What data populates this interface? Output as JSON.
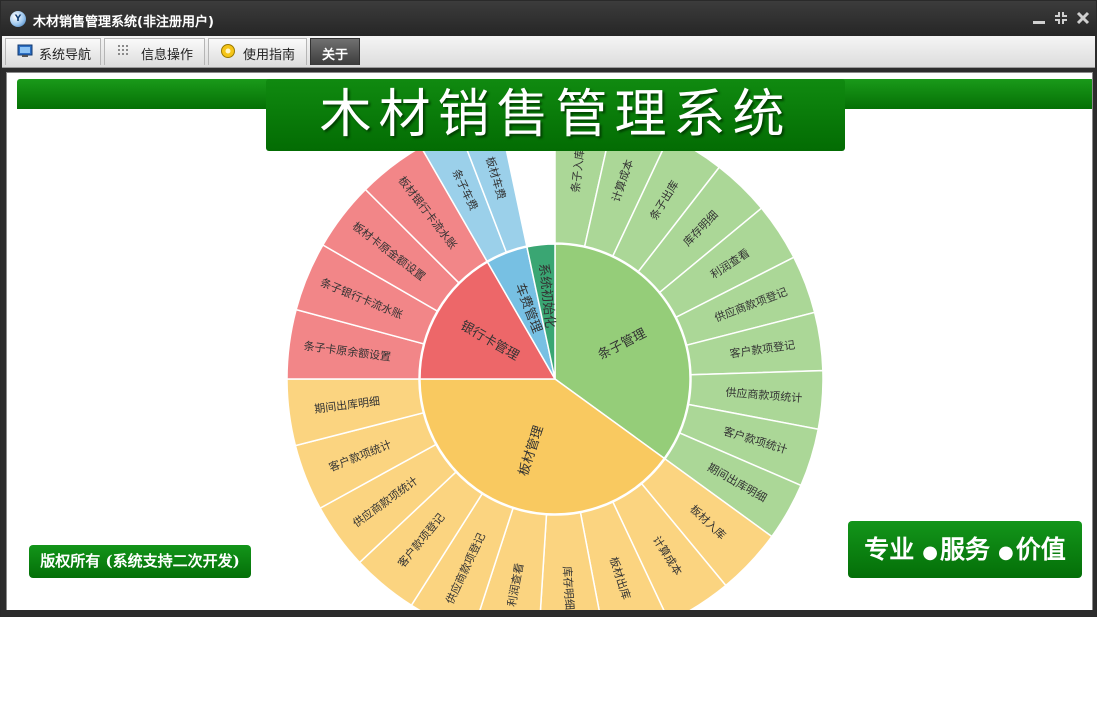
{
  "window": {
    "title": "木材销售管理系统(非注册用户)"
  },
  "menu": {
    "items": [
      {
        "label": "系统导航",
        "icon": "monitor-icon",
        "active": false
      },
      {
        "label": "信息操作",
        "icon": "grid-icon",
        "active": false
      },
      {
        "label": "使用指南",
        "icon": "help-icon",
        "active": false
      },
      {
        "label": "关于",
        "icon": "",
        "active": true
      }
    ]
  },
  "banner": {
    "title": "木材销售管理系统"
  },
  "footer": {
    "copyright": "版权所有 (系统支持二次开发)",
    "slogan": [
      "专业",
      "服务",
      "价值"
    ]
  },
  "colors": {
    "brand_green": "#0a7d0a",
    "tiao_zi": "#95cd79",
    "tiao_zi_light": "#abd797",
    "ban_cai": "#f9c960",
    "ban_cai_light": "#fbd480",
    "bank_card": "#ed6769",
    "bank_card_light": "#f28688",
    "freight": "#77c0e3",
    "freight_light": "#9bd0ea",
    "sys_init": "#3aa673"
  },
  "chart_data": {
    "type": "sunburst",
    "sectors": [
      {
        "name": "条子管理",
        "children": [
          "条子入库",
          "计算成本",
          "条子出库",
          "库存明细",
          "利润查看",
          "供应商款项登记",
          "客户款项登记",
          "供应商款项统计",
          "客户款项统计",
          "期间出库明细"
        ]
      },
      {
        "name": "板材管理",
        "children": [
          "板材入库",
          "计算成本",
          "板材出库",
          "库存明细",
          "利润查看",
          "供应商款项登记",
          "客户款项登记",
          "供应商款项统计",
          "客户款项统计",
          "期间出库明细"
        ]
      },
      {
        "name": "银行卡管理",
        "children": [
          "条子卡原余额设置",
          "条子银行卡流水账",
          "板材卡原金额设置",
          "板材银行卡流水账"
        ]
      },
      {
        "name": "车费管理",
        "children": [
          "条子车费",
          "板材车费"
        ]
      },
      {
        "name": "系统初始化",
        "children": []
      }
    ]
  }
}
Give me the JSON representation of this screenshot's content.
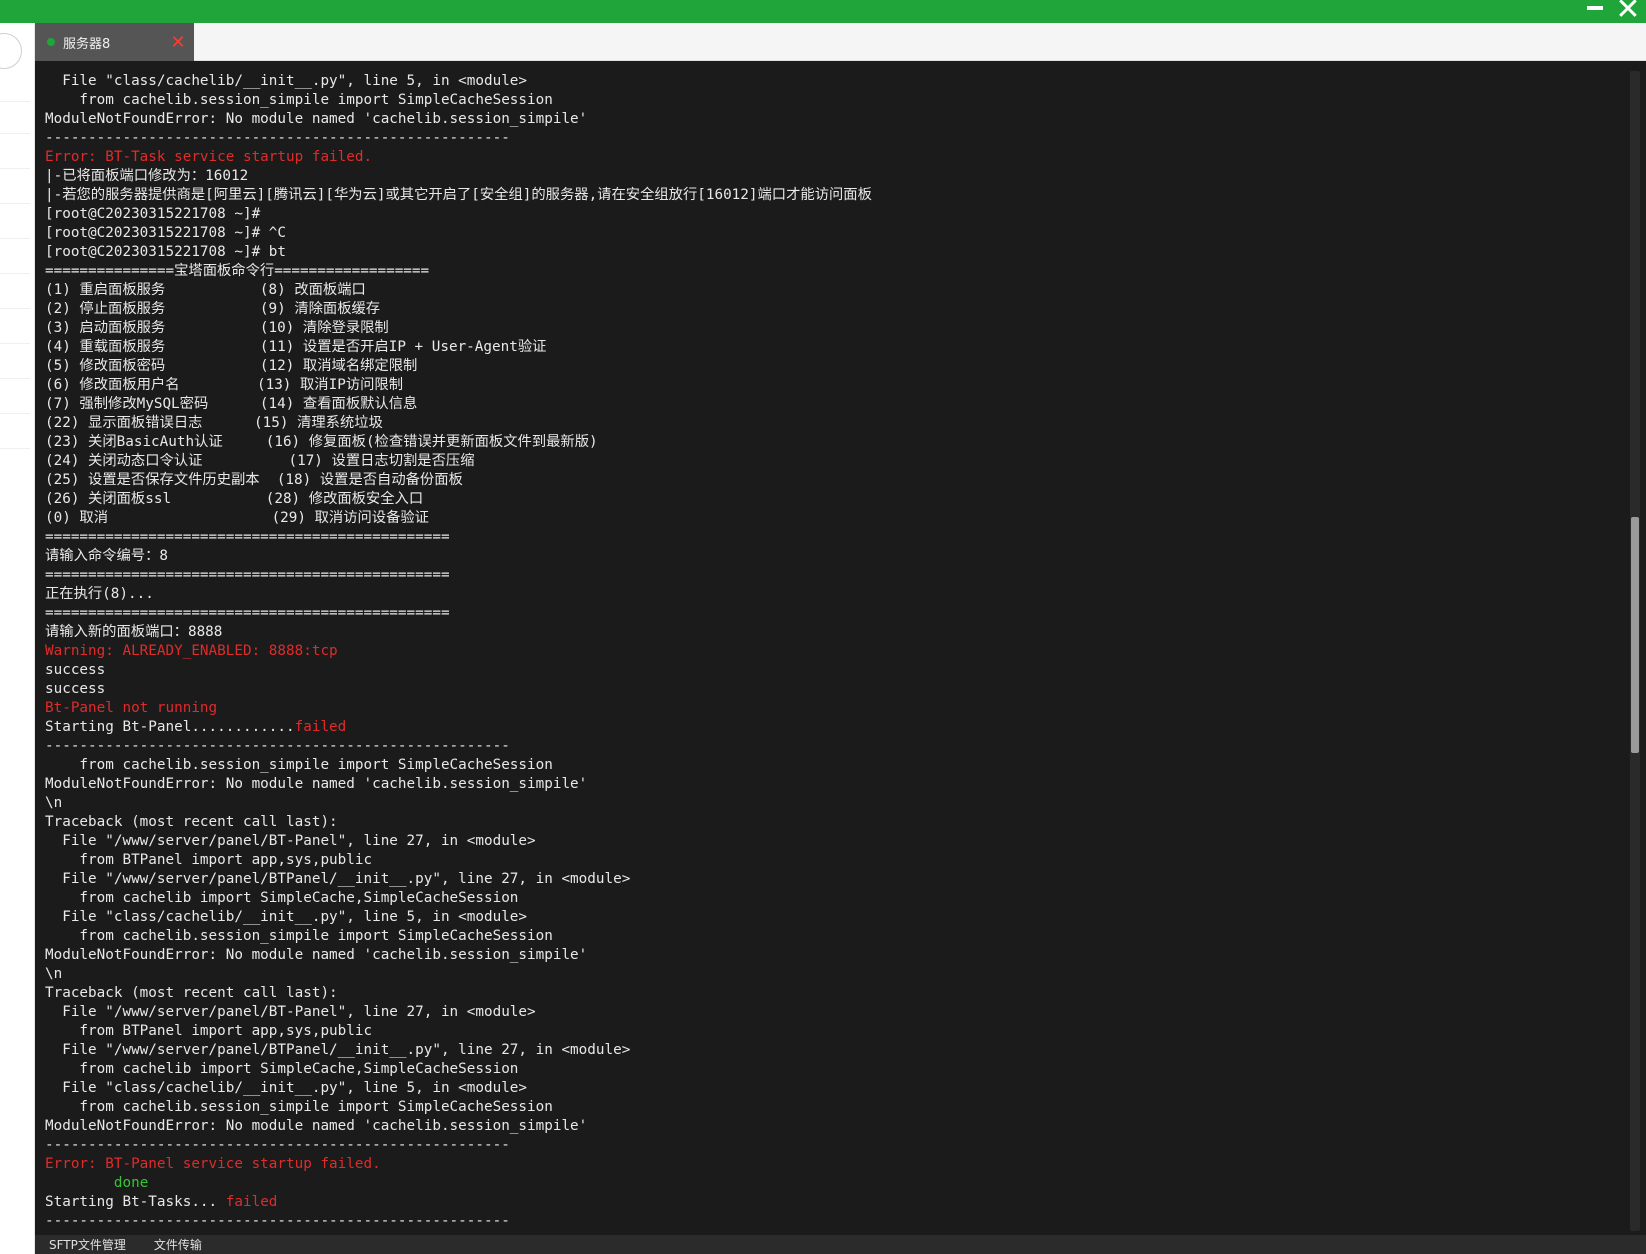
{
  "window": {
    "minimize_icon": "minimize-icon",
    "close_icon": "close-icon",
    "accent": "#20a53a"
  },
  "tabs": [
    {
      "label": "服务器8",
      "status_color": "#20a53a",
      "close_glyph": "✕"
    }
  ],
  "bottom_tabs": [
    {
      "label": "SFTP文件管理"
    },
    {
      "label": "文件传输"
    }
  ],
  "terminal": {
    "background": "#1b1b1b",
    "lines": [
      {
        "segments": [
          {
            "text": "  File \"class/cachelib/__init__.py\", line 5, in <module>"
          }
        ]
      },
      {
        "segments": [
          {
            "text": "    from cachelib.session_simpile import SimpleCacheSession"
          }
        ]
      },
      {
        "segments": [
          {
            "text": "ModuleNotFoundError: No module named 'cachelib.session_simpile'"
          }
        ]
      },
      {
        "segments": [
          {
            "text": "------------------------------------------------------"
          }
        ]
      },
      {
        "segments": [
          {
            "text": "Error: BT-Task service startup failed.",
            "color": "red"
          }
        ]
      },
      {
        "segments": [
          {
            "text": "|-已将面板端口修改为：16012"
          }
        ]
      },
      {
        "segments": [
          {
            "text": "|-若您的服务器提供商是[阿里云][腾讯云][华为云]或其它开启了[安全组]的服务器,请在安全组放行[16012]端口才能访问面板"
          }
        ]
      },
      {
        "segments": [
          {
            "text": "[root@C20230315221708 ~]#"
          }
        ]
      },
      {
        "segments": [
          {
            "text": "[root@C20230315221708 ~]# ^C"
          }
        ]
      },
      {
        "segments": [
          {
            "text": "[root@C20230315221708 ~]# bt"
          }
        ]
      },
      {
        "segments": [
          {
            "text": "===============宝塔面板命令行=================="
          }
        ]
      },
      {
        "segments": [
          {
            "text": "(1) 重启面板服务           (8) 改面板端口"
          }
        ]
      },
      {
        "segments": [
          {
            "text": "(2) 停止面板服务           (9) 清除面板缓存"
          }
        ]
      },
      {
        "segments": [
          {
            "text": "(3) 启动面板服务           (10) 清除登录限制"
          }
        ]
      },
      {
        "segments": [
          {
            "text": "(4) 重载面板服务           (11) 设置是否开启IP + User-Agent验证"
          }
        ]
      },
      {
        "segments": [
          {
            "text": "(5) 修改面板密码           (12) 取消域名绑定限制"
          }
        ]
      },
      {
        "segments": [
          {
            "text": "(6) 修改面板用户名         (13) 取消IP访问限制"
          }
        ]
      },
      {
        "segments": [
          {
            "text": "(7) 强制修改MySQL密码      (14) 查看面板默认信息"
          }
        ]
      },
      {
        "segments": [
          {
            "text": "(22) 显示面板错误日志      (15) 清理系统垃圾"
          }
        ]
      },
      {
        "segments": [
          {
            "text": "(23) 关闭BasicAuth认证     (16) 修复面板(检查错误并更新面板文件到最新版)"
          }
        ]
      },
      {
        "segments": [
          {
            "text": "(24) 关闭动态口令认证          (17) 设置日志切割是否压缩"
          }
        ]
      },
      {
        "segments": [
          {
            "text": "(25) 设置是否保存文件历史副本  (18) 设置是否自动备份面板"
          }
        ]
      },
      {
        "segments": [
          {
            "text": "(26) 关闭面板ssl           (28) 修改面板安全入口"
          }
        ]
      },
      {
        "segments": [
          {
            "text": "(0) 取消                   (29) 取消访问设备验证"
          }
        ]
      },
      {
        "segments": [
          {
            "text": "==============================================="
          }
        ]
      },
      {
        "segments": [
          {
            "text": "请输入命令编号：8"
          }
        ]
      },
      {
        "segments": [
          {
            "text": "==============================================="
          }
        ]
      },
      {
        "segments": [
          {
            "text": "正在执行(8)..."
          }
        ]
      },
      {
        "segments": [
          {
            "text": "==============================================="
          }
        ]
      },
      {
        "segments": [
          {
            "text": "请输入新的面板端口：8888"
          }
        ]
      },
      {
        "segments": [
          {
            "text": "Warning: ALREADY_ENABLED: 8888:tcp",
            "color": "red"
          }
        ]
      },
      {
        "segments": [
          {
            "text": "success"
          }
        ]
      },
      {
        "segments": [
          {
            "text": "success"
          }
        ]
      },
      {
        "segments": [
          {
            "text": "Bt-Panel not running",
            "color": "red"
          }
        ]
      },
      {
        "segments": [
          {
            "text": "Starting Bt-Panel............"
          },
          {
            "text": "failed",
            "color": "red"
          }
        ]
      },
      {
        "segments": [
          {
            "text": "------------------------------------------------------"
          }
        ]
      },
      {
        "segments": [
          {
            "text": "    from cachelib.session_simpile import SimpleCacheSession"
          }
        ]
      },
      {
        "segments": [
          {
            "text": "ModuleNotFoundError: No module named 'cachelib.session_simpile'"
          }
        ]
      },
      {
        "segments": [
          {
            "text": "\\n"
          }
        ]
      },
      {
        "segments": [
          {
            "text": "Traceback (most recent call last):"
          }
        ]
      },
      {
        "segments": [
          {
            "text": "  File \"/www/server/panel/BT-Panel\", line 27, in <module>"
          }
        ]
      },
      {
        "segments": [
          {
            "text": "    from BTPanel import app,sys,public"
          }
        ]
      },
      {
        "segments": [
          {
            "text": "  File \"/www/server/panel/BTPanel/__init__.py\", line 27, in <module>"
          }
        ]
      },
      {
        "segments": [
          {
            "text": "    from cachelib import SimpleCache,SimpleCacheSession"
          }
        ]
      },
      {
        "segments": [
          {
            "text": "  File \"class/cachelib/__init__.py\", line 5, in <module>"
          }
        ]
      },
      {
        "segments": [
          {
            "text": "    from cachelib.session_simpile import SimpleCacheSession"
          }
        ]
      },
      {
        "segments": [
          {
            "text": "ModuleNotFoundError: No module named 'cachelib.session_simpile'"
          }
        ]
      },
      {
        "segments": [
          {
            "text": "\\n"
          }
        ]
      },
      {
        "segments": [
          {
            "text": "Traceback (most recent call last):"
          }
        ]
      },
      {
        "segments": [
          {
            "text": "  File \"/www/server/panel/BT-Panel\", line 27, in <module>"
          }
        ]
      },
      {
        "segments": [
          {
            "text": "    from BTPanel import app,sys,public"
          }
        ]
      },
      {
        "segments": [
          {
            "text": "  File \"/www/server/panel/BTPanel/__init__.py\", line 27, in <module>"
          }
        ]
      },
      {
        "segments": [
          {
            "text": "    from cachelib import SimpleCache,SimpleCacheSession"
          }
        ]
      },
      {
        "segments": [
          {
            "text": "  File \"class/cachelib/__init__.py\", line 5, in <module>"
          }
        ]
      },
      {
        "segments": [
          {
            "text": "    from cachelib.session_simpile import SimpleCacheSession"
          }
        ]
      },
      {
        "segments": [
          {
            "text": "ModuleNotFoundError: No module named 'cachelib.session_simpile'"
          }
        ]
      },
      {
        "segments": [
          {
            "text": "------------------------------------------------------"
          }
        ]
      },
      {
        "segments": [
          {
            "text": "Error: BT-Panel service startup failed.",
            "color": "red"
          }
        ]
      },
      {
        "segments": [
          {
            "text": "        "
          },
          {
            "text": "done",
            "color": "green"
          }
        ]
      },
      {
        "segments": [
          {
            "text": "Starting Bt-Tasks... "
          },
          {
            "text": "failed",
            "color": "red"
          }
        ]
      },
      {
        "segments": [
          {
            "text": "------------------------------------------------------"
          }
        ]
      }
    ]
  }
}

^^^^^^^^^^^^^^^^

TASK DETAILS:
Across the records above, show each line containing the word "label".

ANSWER TO THE PROBLEM:
        "label": "系统导航",
        "label": "信息操作",
        "label": "使用指南",
        "label": "关于",
      "label": "服务器8",
      "label": "SFTP文件管理"
      "label": "文件传输"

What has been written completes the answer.